The HR reps are hurt, “Why haven’t you joined any of the MS support groups? Why haven’t you told us you like to kayak? Why don’t you share this information? Are you self-conscious about this? Do you feel like your opinions aren’t valid? You’re hurting us by not sharing your entire life with us.” And so on and so forth. Essentially, they attack her for keeping parts of her life private.
And the real kicker is, MAE ACCEPTS THIS AS VALID. She apologizes and vows to become more of a participant.
[Insert .gif of me pulling my hair out and screaming]
After I read this scene, I literally had to put the book down and pace the room for a while to cool off. I was so angry with these fictional HR reps. How dare they insist that a person can’t keep parts of their own lives private? How can you demand that of someone? If a person wants to kayak without a phone, wants to not take pictures, wants to disconnect, why shouldn’t they be able to? Why is that a bad thing?
Then, of course, the shoe dropped, and I realized that we actually are on a path to something very much like this if we’re not careful. We are connected 24/7. We tweet, like, pin, and instagram a great portion of our lives. Very few of us leave our phones out of eyesight for very long, and we are constantly ready to respond if our tinny text message tone beckons us. Yes, we still have many secrets and most of us still maintain our privacy, but it’s a slippery slope.
And I’m not saying that smart phones and Facebook are bad things. Half my job revolves around social media, for crying out loud. I’m just saying it’s something we should be cautious of and give more thought to. I’m as guilty of tech-obsession as the next guy, and I don’t want my future looking like the one laid out in The Circle.
Now, I’m only about 60% of the way through the book, so I’ll update y’all again when I’m done, but I just had to “scream” my frustration with this dystopia (and yes, I do note the irony in “screaming” this on a public blog that’s promoted via social media).

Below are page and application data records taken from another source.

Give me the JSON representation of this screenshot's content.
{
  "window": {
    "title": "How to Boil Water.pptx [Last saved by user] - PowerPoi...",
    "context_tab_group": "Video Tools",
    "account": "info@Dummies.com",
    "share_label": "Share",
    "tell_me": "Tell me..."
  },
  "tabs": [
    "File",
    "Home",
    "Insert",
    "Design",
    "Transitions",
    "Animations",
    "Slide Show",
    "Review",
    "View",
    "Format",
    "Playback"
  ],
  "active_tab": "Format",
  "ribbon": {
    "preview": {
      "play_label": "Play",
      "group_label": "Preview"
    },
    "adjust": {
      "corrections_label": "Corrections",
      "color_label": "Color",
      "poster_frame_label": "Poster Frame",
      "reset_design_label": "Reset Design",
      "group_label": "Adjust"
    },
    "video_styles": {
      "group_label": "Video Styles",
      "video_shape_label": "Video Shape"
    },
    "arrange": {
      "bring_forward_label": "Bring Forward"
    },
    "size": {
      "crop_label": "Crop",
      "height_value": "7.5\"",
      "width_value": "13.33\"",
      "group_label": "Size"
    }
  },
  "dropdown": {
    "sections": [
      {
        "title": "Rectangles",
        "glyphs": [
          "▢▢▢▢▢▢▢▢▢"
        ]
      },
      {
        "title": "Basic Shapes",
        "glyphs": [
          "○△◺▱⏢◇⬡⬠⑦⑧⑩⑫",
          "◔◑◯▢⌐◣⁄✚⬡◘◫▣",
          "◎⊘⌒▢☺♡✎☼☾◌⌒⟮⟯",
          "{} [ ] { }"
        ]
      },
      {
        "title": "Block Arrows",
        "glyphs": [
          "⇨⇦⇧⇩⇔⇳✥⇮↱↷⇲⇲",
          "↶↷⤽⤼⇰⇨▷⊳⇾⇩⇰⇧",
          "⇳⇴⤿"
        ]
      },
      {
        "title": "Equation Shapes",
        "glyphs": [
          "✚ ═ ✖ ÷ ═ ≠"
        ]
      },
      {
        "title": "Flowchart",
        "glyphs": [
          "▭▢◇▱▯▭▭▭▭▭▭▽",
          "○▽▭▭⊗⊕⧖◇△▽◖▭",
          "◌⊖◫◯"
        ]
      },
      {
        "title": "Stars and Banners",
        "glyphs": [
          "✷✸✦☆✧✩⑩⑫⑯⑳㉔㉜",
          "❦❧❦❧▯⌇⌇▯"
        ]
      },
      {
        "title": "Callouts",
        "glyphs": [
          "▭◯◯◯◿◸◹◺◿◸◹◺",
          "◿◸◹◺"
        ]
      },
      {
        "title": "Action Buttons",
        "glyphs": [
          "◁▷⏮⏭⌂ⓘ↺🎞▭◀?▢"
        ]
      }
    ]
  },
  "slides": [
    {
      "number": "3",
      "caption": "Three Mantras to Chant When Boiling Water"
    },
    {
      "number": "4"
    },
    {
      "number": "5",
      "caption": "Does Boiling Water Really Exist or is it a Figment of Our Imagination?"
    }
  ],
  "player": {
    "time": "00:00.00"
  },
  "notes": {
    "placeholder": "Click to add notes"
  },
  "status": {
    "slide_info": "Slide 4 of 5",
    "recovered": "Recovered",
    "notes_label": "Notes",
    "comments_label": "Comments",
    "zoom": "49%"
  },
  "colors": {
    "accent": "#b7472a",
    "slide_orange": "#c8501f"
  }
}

It’s not that I’m not social. I’m social enough. But the tools you guys create actually manufacture unnaturally extreme social needs. No one needs the level of contact you’re purveying. It improves nothing. It’s not nourishing. It’s like snack food. You know how they engineer this food? They scientifically determine how much salt and fat they need to include to keep you eating. You’re not hungry, you don’t need the food, it does nothing for you, but you keep eating these empty calories. This is what you’re pushing. Same thing. Endless empty calories, but the digital-social equivalent. And you calibrate it so it’s equally addictive. -The Circle, by Dave Eggers